PROVIDED RECORDS >>
┌────────
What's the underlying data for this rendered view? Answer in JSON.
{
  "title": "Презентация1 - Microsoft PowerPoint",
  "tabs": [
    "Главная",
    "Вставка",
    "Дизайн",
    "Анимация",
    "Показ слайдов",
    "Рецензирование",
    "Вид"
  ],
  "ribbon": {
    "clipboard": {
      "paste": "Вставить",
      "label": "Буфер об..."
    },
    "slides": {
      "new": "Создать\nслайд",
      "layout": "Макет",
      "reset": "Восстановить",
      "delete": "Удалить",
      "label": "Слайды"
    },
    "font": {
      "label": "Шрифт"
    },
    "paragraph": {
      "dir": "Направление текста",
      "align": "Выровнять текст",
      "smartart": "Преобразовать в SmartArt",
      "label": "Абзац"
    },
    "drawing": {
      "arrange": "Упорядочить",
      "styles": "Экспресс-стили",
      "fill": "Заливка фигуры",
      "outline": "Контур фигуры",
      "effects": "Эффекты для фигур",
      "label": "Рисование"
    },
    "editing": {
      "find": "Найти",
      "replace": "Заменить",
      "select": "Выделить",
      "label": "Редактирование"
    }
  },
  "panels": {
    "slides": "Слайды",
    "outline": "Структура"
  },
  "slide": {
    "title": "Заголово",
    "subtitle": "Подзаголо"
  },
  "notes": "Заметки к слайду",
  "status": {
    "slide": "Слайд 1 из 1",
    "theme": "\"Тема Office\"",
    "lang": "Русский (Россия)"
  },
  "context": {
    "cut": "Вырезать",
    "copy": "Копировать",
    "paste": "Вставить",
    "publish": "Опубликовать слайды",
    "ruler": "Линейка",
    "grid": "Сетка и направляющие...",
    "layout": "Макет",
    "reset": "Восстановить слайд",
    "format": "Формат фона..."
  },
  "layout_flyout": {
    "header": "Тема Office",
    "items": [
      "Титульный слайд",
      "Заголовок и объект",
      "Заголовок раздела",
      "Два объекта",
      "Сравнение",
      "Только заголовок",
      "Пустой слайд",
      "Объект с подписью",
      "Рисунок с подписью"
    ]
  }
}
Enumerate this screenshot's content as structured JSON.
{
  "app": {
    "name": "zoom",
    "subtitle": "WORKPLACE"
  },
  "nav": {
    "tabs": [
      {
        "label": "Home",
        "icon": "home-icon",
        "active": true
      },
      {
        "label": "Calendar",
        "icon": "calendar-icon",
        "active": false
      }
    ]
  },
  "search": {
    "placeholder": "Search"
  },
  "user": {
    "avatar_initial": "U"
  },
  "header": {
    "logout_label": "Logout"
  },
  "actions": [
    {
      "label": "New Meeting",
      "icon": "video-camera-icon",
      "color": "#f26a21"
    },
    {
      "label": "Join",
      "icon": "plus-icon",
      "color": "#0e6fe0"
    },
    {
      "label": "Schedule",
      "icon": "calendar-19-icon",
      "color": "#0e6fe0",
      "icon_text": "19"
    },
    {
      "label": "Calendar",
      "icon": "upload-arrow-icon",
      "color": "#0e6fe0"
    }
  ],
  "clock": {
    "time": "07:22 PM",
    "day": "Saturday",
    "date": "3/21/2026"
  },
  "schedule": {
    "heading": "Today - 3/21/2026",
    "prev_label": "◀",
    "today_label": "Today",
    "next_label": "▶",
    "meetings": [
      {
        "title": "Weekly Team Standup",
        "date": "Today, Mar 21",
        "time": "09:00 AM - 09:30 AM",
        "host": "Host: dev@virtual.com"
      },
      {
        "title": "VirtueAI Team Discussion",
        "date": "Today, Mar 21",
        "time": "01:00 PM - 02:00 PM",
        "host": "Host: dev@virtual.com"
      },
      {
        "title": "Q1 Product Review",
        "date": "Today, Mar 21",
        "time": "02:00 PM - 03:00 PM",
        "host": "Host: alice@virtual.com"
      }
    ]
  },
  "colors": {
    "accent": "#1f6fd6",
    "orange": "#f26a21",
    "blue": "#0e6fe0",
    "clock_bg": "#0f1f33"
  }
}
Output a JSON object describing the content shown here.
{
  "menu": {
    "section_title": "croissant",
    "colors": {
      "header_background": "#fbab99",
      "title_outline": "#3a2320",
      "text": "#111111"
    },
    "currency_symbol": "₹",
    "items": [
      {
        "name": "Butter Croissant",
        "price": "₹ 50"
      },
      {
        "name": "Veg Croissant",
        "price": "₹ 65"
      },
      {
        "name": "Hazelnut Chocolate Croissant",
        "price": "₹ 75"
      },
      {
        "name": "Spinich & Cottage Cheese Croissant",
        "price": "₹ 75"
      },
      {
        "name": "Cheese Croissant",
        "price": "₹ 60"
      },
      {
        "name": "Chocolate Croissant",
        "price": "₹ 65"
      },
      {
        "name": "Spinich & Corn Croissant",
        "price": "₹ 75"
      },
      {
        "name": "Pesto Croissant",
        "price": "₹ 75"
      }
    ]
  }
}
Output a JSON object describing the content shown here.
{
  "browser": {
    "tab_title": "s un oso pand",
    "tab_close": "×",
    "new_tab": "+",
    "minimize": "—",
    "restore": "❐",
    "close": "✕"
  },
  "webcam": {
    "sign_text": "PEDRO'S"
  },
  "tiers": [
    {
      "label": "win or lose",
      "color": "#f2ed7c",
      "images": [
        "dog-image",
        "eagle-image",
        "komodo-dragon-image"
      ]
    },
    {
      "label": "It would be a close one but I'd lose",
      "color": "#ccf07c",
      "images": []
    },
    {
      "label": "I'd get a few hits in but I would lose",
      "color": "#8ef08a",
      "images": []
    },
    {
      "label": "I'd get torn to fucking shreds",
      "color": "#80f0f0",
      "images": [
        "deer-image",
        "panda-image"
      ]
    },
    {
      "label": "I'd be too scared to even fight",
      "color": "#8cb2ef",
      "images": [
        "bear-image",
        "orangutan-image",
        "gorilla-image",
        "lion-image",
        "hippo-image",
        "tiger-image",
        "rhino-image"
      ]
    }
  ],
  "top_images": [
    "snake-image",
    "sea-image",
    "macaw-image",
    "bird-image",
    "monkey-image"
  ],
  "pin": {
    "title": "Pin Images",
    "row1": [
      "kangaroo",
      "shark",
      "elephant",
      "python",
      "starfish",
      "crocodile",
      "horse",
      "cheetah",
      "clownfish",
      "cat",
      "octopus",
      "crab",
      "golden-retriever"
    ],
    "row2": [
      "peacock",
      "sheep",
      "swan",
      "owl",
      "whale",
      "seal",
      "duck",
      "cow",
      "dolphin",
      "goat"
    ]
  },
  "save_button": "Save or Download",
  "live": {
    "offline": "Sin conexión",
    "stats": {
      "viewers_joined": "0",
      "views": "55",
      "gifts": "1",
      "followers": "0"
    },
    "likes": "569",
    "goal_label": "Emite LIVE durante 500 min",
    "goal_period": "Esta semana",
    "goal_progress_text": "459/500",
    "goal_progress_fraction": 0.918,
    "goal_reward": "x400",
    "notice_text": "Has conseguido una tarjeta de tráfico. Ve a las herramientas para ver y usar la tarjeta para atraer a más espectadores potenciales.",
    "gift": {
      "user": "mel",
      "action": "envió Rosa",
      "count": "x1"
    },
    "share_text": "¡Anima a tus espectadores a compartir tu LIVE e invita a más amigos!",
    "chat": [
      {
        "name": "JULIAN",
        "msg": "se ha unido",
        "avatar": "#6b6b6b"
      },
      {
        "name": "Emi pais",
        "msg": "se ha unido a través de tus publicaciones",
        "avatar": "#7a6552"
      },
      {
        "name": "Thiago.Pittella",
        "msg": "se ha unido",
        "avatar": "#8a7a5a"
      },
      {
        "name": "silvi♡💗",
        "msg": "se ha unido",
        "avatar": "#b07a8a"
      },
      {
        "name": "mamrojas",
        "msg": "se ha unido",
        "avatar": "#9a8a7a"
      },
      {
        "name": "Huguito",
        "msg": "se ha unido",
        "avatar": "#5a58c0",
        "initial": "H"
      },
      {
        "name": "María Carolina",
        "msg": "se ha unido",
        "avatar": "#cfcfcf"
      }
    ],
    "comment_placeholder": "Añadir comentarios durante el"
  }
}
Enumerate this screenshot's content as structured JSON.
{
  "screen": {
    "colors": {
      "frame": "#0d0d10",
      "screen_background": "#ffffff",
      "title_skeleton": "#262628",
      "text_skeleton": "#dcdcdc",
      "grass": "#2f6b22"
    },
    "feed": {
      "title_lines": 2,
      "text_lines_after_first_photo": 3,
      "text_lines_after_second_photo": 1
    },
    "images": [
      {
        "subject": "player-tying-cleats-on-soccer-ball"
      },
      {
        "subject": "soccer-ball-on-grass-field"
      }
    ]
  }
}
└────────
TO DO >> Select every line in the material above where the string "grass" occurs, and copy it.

YOUR SOLUTION >>
      "grass": "#2f6b22"
        "subject": "soccer-ball-on-grass-field"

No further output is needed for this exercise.